How am I seeing people?

2Co 5:16
16 So then from now on we acknowledge a no one from an outward human point of view. Even though we have known Christ from such a human point of view, now we do not know him in that way any longer.
(NET Bible)

How am I looking at people? Can I see their heart? I can see the Kingdom worth God has point on them?

I ask this consistently in my life so I try to see what the Spirit wants to do, or is doing, in someone’s life as we cross paths.

Are you a cracked pot?

We have the treasure of Christ, but that treasure is not to show US off. It is to show JESUS. Paul says we are simply cracked pots so the true glory of Christ can shine through.

When we understand the Kingdom is not about us, our ego, or our glory, Christ can truly shine through. When we think it is our glory, pressure co.es and we crumble. When it is Christ in us, the pressure comes and Christ shines through.

“We are knocked down, but we aren’t knocked out.” (2 Cor. 4:9b, CEB)

So You Think YOU Have Problems?

Over the past several months I have taken part in two blog tours for the Common English Bible. This has been an incredibly rewarding experience because it allowed me to really dig into a new translation. I am a translation junkie, so this was a great exercise for me.

I have found the CEB to be really refreshing to read in the epistles. 2 Cor. 4:17-18 are incredibly rich verses. Paul has listed some incredibly tough battles and situations in his life. There were so many opportunities to throw in the towel. Just call it quits!

We’ve had tough times. Every one of us. But Paul really puts it in perspective for us. There is something greater working in us.

We need to see just how valuable tough times are! They prepare us for something greater.

This is where I am liking the CEB:

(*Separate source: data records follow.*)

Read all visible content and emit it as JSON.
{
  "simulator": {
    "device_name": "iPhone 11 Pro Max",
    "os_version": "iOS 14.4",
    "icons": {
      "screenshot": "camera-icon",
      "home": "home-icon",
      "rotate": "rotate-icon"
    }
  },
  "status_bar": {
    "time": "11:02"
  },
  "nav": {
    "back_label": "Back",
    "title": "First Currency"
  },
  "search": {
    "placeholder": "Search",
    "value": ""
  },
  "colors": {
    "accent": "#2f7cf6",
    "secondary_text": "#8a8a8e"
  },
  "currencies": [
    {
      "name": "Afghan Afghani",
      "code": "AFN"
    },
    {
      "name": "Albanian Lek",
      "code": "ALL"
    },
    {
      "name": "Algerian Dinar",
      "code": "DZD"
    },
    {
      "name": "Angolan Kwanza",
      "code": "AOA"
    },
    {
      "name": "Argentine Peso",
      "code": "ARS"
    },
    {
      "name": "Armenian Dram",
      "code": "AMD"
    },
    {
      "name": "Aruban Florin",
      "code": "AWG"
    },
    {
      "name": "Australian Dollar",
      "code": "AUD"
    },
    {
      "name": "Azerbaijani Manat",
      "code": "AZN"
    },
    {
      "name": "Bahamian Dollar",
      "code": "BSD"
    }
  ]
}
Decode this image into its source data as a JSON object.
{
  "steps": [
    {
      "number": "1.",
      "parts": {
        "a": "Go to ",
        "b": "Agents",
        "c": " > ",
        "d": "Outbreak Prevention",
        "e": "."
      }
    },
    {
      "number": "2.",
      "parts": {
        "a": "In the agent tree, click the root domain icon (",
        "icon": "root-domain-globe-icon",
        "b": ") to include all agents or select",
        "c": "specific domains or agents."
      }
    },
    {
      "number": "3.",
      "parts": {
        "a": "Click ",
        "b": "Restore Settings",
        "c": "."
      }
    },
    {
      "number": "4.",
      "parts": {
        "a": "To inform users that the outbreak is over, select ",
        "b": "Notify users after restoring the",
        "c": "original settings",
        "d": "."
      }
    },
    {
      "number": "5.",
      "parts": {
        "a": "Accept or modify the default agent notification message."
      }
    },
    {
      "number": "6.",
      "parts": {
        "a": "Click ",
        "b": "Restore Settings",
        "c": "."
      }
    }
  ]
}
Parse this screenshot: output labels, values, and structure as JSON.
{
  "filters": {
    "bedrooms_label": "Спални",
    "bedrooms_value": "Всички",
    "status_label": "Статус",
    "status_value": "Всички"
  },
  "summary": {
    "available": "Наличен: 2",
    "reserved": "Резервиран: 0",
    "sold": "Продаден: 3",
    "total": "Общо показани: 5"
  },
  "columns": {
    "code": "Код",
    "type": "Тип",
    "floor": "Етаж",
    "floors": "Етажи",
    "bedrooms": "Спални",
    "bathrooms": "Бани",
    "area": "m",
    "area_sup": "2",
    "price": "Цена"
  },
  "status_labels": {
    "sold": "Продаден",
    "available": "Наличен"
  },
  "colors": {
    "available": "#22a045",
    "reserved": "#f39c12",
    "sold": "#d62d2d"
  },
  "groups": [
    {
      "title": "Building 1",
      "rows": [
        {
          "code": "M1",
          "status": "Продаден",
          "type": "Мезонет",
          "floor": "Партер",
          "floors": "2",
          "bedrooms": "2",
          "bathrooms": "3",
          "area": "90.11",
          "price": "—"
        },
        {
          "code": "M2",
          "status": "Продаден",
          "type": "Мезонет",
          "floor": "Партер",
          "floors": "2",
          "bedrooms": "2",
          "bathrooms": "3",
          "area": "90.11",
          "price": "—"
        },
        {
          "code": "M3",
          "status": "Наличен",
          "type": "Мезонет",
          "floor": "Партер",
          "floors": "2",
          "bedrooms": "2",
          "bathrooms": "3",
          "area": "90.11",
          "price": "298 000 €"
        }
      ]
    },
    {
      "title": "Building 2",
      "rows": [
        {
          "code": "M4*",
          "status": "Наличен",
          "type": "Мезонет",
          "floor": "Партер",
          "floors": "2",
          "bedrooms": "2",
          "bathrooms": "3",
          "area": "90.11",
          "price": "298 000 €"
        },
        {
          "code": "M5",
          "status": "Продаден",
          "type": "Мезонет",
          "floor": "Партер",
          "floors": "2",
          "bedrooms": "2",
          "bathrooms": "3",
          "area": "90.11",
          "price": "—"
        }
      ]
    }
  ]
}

17 Our temporary minor problems are producing an eternal stockpile of glory for us that is beyond all comparison. 18 We don’t focus on the things that can be seen but on the things that can’t be seen. The things that can be seen don’t last, but the things that can’t be seen are eternal.

We are gaining an eternal stockpile for glory. Friends, we don’t go looking for trouble or distress. Yet, when those things come, don’t try to shove them off so quickly! God may something eternal going on!

Rules for Writing in a Socially Unaware World

You’ve run into them. I’ve run into them. After several years of actually having cell phones, one would think some sort of etiquette would develop, but it doesn’t.

I can be preaching and someone’s cell phone will go off. Instead of scrambling to get the thing silenced, everyone keeps acting like it’s not theirs. Then, inevitably, someone realizes: “OH! That’s ME!”

Most of the time, they will then hit the button that sends the caller to voicemail, and then proceed to put the phone back without putting it on silent. The caller, who really wants to talk to them, calls again.

Occasionally there will be someone who will actually put the phone on silent.

Of course, you will still get the ones who finally realize it’s their phone… and answer it.

“Oh, hold on!”  they will say in world’s loudest whisper. Then, they will get up, climb over three people, and head for the exit, which is now about three football fields away. (All the while they will keep on whispering loudly into their phone, “Hold on!”)

One meeting I was at the phone rang, the guy picked it up, cupped his hand over the phone like it was a private conversation, and proceeded to talk while the guest speaker was still trying to present. The cupping motion only created a bit of a megaphone effect so we could perfectly hear what he was saying. It also didn’t help that the man was an older gentleman and hard of hearing himself.

It seems the more “socially connected” we are… the more socially unaware we have become. We just give so little regard for the surroundings.

Blogging is no different. Other social outlets are challenges. Someone makes us mad and we write away on our blog or Facebook page and scream at someone who will never read what we are upset about. I’ve done it.

It feels good. I’m not gonna lie.

Dealing with difficulties is always a tough deal. The best way to deal with a disagreement is privately.

I remember several years ago the editor of a local paper had written one of the worst editorials I had ever read. It was shamelessly one-sided and so out of balance I just couldn’t believe my friend had written it. I knew his viewpoints and knew I could disagree with him, but the tone of the editorial was over the top, even for him.

Instead of writing an editorial response, I called him. I let him know how it came across and we had a tough conversation. It helped him see how some things really do get blown out of proportion.

Most of the time, we don’t care. we let them get blown out of proportion. It makes for good press, as they say.

But tough matters need to be dealt with on a closer level. That’s what I notice with Paul and the Corinthians. While these letters are now public domain, it’s obvious Paul was writing privately to people. He had to be tough. They were tough on him in return. There are some tense moments in these letters.

And that’s how life is. We need to deal with tough issues, but the BEST forum is personally. In that context you get to hear each other, respond, and understand what words are really doing.

When Paul wrote, it was a dialogue. When he found out his letter had hurt them, he wrote to bring clarity. There is a need to keep talking.

In a day when we just want to yell in public, maybe our best move is to dialogue in private. Put the issues on the table, along with the feelings, and get things worked out. It may be cathartic to yell on a Twitter post, but it is healing to dialogue with someone and get things right.